I recently saw a quote on someone’s Instagram story that perfectly sums up my entire approach to video and content creation: “The future of online media is creating content that’s special, researched, and custom enough that a 12-year-old with a smartphone couldn’t recreate it.” Those three points are a personal requirement that I demand from myself when I create videos.
Why did you choose to study cinematography and content creation?
I actually came to the course with very little interest in the “content creation” side of things; I was there purely for the cinematography component. I simply wanted to become confident in my skills as a videographer so I would not be so terrified every time I had to shoot something for a client. However, over the year, I have actually come to enjoy the content creation aspect more as a whole than the videography portion, and overall I feel like giving both parts of the course my all has been an enriching process.
What has been the most noteworthy shoot/project you have done this year?

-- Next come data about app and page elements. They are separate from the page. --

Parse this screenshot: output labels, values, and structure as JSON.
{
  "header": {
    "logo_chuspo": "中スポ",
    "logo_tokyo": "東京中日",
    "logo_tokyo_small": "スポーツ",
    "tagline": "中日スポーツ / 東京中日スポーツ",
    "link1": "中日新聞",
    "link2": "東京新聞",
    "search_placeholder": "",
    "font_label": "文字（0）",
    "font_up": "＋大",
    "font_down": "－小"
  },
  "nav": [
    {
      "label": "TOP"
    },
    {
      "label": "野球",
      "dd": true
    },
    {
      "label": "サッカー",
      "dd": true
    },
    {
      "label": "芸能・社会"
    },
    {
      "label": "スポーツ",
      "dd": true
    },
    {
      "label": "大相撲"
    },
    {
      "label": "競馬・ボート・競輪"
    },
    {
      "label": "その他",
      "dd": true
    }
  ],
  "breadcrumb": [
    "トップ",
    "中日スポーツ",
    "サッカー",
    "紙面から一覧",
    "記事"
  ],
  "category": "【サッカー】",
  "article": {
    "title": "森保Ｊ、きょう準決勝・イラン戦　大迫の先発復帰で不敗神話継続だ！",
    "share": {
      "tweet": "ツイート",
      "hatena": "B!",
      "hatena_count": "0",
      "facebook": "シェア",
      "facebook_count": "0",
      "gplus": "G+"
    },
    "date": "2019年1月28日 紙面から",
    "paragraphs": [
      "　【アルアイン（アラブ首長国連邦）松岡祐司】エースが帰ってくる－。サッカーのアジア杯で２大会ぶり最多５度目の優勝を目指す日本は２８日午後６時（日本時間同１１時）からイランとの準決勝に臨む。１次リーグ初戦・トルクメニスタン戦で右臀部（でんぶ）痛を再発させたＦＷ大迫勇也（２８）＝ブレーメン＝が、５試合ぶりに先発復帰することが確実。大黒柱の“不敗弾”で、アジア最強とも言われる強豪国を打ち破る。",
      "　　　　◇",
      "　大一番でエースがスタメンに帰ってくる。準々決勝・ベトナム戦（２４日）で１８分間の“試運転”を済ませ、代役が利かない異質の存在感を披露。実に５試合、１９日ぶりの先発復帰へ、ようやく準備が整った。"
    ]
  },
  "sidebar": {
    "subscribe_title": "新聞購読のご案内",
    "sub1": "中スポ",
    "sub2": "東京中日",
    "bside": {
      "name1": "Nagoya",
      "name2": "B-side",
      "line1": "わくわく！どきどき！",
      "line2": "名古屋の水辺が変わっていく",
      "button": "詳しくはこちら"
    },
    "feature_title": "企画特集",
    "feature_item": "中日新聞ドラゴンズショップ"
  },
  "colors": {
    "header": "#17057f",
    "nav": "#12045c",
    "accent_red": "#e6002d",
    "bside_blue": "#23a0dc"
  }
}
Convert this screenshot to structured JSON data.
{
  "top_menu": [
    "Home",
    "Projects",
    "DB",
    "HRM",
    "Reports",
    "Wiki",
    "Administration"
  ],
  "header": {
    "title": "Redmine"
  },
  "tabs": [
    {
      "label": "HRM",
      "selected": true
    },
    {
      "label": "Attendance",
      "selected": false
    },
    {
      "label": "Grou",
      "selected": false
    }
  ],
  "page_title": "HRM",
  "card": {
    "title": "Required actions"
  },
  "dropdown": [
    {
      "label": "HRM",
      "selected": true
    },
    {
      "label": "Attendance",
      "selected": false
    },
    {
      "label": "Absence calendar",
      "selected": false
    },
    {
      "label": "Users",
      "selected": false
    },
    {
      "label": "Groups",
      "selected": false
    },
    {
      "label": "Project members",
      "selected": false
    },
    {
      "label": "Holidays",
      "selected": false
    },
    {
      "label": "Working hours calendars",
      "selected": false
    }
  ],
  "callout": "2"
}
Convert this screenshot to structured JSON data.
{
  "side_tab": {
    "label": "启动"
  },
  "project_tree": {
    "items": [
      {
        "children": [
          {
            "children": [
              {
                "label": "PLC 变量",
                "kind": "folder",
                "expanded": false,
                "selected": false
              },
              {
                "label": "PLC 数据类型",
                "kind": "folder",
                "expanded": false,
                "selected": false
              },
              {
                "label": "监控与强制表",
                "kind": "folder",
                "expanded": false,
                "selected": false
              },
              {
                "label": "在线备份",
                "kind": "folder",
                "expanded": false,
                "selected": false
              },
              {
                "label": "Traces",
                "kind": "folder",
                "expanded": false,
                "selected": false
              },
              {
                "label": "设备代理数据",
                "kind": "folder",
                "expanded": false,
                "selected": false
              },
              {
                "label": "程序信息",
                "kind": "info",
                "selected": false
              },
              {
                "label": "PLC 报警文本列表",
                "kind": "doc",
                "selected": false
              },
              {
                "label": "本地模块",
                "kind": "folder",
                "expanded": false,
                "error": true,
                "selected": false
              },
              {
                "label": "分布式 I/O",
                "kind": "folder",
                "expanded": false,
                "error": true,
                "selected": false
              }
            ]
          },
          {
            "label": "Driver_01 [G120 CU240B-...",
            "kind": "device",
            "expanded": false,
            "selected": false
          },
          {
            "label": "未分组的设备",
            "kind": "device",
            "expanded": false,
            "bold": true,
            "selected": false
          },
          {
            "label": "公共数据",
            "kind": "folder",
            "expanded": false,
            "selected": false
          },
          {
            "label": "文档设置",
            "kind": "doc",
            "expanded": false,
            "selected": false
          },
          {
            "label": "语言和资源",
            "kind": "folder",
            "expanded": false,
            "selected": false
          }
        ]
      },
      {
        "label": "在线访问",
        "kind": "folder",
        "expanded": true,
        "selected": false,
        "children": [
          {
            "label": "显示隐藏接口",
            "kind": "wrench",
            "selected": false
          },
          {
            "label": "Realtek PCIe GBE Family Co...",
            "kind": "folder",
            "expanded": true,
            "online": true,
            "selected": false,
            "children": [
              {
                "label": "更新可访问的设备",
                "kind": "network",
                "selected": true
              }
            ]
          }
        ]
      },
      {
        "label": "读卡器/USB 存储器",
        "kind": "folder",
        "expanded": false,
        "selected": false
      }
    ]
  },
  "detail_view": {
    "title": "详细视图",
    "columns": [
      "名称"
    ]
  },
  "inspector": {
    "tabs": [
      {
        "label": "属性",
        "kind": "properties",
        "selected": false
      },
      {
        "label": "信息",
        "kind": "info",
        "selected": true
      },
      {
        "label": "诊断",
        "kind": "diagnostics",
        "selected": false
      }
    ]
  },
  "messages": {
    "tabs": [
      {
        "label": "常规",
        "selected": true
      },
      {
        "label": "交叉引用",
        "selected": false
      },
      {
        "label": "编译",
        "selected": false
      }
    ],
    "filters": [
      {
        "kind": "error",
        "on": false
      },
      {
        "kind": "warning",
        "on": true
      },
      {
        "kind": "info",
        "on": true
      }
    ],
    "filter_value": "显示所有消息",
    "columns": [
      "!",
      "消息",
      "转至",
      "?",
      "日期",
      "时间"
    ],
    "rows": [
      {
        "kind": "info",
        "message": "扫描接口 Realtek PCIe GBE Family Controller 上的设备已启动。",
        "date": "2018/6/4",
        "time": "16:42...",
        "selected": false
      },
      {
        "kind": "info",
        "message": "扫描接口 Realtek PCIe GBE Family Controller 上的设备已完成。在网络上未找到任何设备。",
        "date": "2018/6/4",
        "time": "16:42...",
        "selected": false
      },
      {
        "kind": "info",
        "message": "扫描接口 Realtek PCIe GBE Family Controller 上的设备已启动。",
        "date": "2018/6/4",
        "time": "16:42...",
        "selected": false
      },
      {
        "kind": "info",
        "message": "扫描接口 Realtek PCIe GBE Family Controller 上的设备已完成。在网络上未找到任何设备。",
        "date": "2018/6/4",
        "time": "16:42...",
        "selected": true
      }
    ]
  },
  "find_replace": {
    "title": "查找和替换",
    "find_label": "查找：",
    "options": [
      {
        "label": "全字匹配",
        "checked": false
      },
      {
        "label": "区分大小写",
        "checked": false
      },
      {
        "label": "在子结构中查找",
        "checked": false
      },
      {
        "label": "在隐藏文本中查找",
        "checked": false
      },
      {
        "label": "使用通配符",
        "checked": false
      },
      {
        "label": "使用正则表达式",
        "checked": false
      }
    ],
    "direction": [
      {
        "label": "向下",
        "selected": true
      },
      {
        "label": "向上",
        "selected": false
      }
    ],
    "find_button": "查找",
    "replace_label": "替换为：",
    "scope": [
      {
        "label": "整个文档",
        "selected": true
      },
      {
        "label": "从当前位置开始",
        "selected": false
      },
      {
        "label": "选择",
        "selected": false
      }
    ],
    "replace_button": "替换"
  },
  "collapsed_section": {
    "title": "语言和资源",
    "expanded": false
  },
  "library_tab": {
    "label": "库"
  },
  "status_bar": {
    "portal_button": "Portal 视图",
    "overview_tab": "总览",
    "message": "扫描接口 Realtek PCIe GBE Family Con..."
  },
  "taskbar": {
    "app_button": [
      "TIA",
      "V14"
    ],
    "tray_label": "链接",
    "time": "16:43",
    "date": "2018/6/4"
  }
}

There are two that I cannot pick between. The first is participating in the 48 Hour Film Project this year. Honestly, that was the most thrilling and enjoyable weekend of my entire life, even with the insane sleep deprivation! Our short film, “Headlights”, actually won an award, so it was all wholly worth it. The second was shooting my classmate and friend Ruan Booyen’s short film, “Catharsis”. It was such an inspiring and creative shoot and I had an absolute blast being Ruan’s cinematographer.
Who is your biggest videographic influence at the moment and how?/why?
Shane Dawson. I find Shane so incredibly inspirational as a human and content creator. He has reinvented not only himself as a YouTuber, but the genre of documentary filmmaking forever with his several online episodic docuseries like “The Mind of Jake Paul”. I believe I can learn so much from Shane about storytelling through the medium of video and staying relevant, and that is why he is the biggest videographic influence in my life right now.
What has been your biggest misconception about videography and content creation as a practice?
I came to the course believing that creating great videos that would engage an audience was all about expensive gear and making my content look “cinematic”. I now know, however, that while solid production quality is important, it must be combined with story and emotion in order to be compelling and meaningful.
What is the most valuable thing you have learnt on the course?
I have learned that it is okay to fail and, in fact, that if you are not failing in some way, it means you are not trying hard enough or growing as a creative person. Previously I have been so terrified of failing that I refused to push myself, and because of that, I stagnated completely. Even though I learned so many valuable, practical skills at CTSP, learning to “fail upward” (as one of my lecturers would always tell us) has changed me not only as a videographer but as a person this year.
What advice would you give to anyone seriously considering applying for the course?
DO THE VIDEO ESSAYS! Seriously, the note-taking and research and production required for completing those assignments are what gained me the most valuable knowledge in this entire course. Becoming visually literate is just as important as being able to use a camera properly. You will not be able to tell a good story or engage your audience without understanding the principles of a visual medium.
How has videography shifted the way that you navigate the world?
I would not say that videography has altered how I navigate the world, but becoming visually literate certainly has. From it, I have learnt to appreciate quality filmmaking, composed photography and considered art. I am now prepared as a consumer to invest more money, time and emotional energy in the mediums and their artists who are also invested in me as a viewer and a participant in their creations.JESSICA'S INSTAGRAMJESSICA'S YOUTUBE CHANNEL